From the staff report:
- First, the city will approve a residential permit parking program on the public streets located at the Columbia and Headlands sub-HOAs. The permit parking program would prohibit vehicles from parking on those streets for more than four hours without a permit. Enforcement would be provided by the Alameda Police Department, and the HOAs would handle the cost and administration of permits.
- Second, charge $2-$4 per day for parking at the 250 parking spaces at the ferry parking terminal. Parking charges encourage existing parkers to choose alternative transportation to the ferry and generate revenue to fund the plan’s third component.
- Third, provide free, reliable transit service through the residential communities of east Alameda and Harbor Bay, where most ferry riders live. This free transit service may mirror the Harbor Bay Business Park’s existing service but in Harbor Bay’s residential communities. Or it may rely on an improved AC Transit’s Line 21, which is free for users who transfer to the ferry, but is currently unreliable. Staff is exploring whether the transit service’s route can include a stop at a location with expanded parking supply, such as the parking lot at the Chuck Corica Golf Complex.
City staffers would conduct outreach to ferry users, to collect feedback, through the summer, with a view to implementing the plan on January 1, 2017.
The Water Emergency Transportation Authority, which operates the ferry service, considers parking charges a change in fare, which would be subject to approval by that agency’s board of directors.

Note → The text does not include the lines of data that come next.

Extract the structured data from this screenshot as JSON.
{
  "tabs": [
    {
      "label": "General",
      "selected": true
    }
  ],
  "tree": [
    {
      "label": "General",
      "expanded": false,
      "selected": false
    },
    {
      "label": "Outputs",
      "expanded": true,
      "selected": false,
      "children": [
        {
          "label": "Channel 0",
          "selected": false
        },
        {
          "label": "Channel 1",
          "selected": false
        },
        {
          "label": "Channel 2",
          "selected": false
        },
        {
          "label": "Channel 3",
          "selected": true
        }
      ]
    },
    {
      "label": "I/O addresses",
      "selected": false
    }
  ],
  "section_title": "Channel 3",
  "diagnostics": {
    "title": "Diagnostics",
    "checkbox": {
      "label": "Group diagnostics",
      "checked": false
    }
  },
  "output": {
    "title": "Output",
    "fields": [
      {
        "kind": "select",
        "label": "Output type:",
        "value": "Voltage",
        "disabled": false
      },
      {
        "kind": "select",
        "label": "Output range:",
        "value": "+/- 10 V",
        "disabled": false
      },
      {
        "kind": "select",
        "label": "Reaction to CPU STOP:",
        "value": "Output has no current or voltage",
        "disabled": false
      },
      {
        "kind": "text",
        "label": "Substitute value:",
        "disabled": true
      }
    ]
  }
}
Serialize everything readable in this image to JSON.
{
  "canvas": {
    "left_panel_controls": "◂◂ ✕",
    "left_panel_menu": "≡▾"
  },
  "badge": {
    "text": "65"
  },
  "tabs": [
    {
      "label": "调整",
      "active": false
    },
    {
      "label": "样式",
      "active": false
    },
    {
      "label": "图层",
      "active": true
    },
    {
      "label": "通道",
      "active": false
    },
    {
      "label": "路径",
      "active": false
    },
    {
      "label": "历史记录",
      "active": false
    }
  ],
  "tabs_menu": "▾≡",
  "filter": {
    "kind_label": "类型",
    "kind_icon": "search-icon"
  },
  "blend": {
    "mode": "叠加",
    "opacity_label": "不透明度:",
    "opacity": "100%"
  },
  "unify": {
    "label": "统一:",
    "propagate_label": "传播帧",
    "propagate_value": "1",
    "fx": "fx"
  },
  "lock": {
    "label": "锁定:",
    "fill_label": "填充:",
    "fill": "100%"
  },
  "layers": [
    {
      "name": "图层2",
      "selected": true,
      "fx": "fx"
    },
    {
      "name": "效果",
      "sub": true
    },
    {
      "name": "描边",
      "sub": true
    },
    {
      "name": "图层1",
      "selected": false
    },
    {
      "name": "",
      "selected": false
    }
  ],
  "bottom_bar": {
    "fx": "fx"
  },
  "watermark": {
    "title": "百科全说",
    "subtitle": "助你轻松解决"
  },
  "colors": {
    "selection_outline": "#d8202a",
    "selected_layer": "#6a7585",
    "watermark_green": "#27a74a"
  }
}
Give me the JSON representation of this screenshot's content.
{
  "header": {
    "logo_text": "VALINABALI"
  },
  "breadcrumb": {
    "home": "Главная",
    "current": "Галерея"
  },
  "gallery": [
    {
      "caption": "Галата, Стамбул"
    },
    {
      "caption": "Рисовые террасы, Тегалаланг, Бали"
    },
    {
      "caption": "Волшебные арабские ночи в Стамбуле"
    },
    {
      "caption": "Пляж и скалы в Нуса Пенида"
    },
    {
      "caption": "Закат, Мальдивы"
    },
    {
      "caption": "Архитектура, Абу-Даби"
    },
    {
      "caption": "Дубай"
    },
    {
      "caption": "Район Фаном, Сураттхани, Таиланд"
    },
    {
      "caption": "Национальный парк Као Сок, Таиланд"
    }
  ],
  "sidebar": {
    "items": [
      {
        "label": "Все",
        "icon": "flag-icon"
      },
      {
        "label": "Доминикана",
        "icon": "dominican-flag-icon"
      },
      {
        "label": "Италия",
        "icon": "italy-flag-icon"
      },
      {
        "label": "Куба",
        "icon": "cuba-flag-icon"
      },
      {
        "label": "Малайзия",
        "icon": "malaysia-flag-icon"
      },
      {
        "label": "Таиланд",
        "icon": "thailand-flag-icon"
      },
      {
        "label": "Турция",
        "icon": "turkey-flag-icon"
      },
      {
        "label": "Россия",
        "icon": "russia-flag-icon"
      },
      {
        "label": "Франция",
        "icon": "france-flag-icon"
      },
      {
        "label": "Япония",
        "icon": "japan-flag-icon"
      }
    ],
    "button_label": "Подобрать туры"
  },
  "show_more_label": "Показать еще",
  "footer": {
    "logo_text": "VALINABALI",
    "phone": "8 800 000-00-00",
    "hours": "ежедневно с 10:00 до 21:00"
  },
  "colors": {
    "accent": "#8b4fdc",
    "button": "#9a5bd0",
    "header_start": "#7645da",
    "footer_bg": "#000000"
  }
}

Parking enforcement revenue is expected to cover enforcement cost, theoretically resulting in a cost neutral program.